* **Goal of the exercise**
For each line of the data below, copy it if it holds the word "grátis".

Data for this task: Begin

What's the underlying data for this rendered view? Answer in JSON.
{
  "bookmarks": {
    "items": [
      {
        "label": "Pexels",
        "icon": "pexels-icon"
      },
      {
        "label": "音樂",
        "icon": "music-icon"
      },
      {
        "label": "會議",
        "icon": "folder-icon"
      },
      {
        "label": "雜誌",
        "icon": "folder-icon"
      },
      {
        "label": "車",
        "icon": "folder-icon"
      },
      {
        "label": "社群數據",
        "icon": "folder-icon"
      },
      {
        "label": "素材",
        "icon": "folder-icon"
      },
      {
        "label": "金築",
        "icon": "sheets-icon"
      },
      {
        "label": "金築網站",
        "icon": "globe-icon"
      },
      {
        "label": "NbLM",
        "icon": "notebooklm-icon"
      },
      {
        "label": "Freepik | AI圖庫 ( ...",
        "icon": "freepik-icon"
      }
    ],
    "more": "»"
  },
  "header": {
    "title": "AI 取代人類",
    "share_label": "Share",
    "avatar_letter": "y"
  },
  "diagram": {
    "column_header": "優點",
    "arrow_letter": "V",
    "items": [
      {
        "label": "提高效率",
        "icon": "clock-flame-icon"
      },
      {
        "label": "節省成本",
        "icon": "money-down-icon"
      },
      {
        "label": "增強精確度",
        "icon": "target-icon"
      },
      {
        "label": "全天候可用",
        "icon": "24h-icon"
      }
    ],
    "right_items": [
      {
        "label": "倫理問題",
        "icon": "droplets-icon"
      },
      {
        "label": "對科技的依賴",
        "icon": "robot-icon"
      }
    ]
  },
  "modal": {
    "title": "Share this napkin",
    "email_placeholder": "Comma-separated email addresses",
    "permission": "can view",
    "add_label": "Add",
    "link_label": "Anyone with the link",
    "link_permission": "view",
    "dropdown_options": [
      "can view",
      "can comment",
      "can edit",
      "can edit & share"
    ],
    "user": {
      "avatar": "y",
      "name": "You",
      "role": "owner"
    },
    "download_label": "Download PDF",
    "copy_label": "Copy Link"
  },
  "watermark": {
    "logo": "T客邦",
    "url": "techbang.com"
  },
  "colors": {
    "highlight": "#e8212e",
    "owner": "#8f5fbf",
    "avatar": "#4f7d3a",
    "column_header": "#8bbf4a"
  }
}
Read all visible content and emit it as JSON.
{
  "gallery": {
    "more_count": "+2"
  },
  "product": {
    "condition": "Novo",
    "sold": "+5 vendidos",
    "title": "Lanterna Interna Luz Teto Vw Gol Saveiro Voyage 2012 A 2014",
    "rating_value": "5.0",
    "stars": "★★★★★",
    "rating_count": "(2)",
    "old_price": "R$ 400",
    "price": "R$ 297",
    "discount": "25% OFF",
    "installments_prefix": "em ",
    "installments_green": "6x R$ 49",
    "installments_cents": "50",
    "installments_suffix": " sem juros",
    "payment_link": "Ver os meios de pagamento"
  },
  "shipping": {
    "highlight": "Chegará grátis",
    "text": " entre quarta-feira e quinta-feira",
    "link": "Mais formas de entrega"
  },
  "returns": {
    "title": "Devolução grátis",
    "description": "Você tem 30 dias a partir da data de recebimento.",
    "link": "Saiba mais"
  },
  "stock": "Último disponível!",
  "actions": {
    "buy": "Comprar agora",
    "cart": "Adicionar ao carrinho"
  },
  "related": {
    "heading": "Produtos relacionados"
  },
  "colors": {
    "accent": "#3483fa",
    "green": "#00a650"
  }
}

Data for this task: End
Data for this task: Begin

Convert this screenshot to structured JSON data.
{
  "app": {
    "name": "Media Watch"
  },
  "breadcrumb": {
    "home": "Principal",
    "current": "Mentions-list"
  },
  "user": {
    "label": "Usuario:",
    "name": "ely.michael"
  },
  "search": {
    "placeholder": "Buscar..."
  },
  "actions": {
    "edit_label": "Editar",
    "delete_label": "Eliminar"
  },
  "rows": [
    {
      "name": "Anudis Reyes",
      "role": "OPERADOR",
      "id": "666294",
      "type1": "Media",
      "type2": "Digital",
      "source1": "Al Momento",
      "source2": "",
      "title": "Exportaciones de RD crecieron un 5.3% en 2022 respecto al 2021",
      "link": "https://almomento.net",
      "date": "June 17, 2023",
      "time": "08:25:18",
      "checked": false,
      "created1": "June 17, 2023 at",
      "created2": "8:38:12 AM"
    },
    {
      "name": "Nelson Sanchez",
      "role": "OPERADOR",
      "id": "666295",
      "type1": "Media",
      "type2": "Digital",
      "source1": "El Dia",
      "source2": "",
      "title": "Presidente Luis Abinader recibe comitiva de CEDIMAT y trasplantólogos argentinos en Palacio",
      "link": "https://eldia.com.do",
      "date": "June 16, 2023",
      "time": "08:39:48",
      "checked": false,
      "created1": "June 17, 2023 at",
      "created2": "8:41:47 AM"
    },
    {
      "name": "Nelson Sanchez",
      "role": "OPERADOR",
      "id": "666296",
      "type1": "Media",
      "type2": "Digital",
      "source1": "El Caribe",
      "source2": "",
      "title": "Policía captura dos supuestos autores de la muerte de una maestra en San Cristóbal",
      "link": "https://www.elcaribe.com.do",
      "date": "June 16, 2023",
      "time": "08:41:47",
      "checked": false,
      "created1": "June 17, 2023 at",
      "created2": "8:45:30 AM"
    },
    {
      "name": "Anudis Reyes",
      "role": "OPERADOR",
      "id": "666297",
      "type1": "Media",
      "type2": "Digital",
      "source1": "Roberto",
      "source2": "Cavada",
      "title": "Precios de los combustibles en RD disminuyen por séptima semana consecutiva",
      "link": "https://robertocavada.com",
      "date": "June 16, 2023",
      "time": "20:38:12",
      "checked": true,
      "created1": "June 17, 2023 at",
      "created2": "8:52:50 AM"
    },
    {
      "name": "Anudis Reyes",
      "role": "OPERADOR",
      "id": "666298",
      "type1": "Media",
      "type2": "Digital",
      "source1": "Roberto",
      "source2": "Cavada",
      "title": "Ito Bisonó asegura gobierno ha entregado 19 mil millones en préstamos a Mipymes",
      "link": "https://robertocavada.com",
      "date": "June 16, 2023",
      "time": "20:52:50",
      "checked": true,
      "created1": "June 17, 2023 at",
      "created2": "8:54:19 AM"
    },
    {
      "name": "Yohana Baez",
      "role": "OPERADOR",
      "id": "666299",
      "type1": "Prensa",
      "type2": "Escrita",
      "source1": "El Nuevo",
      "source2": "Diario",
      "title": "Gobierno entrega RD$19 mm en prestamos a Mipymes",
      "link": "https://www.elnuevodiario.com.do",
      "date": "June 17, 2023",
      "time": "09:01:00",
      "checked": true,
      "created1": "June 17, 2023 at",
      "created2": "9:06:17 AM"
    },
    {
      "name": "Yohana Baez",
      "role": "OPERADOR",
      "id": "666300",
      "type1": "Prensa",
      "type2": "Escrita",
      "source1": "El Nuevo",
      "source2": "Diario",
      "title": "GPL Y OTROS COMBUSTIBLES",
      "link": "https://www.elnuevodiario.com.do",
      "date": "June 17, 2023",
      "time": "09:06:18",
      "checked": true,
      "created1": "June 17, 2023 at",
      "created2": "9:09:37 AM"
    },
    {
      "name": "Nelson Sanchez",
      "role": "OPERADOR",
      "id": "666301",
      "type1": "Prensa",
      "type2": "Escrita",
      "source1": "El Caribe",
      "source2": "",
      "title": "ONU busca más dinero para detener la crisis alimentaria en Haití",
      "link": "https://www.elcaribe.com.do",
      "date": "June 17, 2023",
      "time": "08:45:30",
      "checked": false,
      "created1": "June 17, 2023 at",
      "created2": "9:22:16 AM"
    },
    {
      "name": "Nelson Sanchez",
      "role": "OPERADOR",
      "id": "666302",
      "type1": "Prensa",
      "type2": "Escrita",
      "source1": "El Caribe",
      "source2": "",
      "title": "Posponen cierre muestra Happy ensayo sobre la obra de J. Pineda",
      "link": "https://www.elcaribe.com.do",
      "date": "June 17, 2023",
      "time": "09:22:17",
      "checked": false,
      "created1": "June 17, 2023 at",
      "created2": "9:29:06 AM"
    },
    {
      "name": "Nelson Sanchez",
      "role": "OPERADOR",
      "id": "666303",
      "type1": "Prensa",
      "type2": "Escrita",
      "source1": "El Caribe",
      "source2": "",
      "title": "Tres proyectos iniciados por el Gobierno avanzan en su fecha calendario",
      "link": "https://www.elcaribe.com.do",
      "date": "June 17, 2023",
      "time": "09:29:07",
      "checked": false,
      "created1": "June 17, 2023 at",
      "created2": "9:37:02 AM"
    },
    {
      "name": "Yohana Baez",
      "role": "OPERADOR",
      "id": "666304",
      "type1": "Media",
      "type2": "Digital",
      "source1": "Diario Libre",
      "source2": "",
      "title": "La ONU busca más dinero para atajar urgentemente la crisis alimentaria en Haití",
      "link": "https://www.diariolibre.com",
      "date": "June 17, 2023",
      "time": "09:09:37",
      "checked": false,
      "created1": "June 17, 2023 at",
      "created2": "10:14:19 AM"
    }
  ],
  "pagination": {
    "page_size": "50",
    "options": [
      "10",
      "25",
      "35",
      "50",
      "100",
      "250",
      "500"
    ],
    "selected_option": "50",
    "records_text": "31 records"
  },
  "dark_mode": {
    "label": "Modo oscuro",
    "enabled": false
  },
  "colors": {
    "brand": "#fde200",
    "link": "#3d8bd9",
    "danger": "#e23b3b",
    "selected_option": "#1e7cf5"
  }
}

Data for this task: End

* **Result of this exercise**
    "highlight": "Chegará grátis",
    "title": "Devolução grátis",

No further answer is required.